• STORED DATA
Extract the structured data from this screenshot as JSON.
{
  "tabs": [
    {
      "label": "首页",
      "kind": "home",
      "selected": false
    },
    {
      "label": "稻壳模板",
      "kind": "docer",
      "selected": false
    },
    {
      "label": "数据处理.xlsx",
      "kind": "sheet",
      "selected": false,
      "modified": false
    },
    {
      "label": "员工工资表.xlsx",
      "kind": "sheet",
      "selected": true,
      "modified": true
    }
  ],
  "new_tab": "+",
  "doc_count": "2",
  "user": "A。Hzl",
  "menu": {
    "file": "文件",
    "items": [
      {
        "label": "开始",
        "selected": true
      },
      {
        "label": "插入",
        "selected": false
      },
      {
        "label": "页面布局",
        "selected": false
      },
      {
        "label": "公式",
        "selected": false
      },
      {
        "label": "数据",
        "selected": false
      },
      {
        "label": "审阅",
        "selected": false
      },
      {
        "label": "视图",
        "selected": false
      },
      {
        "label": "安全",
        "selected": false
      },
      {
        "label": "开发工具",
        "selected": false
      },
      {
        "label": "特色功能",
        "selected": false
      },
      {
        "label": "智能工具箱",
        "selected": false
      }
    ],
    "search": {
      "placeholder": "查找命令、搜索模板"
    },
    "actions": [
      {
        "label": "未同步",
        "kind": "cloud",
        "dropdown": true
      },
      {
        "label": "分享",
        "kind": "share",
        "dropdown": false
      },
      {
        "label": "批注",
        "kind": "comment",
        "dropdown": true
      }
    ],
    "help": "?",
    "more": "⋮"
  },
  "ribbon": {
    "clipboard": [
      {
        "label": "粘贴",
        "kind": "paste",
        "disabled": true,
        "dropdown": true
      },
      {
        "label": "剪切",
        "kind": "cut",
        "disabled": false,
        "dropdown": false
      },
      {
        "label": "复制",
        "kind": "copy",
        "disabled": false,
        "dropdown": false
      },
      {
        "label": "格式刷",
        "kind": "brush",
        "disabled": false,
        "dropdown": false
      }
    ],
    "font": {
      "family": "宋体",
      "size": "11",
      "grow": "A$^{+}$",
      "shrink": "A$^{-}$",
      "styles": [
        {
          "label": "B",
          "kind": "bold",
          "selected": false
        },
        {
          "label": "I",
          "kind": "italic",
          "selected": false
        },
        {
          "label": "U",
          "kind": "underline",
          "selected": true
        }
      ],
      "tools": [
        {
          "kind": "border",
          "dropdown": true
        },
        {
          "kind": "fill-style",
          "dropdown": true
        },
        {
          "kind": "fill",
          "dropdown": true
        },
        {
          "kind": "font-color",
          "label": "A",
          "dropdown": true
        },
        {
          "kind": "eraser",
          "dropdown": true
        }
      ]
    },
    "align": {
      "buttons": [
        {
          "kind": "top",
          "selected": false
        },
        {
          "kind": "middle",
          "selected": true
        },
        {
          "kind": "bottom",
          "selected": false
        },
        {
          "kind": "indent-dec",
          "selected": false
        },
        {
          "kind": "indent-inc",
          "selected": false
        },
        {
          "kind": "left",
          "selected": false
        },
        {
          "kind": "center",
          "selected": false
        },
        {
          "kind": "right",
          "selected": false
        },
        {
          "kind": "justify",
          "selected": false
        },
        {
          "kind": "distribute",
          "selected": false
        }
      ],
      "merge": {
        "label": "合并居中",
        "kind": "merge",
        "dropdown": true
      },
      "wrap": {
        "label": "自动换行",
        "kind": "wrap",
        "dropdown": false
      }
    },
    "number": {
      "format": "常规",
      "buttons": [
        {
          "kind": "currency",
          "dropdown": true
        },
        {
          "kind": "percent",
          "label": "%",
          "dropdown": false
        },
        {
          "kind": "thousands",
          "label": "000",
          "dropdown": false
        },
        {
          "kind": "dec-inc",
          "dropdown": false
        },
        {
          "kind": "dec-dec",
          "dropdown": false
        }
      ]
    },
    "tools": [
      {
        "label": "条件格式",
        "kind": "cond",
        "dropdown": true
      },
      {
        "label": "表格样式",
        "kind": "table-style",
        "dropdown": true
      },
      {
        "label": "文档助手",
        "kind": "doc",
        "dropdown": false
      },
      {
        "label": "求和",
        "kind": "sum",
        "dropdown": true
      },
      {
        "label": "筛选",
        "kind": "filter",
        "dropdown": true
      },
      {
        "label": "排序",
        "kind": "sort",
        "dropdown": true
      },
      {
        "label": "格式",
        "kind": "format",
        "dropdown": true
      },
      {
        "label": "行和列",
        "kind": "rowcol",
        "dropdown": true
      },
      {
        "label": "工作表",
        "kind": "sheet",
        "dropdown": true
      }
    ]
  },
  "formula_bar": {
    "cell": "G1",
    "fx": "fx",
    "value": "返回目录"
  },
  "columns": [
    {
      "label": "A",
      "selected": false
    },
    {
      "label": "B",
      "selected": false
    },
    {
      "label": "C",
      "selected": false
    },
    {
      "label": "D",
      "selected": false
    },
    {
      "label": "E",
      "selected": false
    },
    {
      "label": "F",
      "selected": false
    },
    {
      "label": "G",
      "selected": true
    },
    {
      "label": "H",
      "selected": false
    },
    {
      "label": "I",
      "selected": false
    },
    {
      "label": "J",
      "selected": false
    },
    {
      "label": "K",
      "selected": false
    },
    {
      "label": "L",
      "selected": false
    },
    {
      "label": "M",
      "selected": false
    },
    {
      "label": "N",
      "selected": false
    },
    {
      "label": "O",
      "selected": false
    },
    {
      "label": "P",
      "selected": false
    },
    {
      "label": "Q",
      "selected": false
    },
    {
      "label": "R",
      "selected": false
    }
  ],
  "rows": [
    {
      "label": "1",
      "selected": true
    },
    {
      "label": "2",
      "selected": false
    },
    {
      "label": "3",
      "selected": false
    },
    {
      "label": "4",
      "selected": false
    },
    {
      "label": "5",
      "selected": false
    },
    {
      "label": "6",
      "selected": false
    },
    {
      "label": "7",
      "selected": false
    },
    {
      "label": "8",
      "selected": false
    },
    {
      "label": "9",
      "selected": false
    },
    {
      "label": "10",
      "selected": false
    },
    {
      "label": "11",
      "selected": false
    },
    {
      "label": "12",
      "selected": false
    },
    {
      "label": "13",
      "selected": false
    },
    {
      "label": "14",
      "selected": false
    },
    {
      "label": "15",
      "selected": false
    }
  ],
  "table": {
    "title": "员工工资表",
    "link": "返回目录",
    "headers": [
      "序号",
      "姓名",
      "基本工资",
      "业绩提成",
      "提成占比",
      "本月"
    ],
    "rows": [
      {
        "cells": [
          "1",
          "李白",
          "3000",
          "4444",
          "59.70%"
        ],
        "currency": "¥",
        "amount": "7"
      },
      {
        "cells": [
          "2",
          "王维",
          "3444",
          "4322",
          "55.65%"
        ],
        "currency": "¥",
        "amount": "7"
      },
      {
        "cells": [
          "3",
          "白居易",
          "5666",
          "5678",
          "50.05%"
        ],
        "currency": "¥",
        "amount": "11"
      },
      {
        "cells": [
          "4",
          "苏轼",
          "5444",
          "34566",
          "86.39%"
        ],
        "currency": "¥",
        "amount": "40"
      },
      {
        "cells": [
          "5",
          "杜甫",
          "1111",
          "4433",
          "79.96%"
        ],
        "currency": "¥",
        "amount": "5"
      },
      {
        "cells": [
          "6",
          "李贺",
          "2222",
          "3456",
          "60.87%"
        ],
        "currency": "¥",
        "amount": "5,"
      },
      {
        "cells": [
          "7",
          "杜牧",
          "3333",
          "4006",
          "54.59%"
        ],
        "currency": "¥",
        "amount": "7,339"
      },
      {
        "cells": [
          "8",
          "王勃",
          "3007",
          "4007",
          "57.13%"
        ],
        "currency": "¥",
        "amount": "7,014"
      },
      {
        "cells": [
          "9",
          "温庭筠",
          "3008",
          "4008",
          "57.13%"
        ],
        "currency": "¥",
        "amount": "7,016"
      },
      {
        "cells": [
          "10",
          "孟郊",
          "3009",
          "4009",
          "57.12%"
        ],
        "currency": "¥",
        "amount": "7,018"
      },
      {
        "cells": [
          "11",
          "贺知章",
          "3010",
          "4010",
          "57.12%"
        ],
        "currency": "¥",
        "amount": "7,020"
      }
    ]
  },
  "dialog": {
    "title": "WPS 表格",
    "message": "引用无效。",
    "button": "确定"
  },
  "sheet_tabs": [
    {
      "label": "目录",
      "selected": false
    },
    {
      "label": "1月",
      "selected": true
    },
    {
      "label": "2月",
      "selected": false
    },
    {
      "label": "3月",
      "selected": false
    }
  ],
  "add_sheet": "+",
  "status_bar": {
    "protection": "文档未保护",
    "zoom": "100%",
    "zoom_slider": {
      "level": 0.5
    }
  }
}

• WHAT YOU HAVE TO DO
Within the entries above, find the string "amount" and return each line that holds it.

• OUTPUT FOR THIS EXERCISE
        "amount": "7"
        "amount": "7"
        "amount": "11"
        "amount": "40"
        "amount": "5"
        "amount": "5,"
        "amount": "7,339"
        "amount": "7,014"
        "amount": "7,016"
        "amount": "7,018"
        "amount": "7,020"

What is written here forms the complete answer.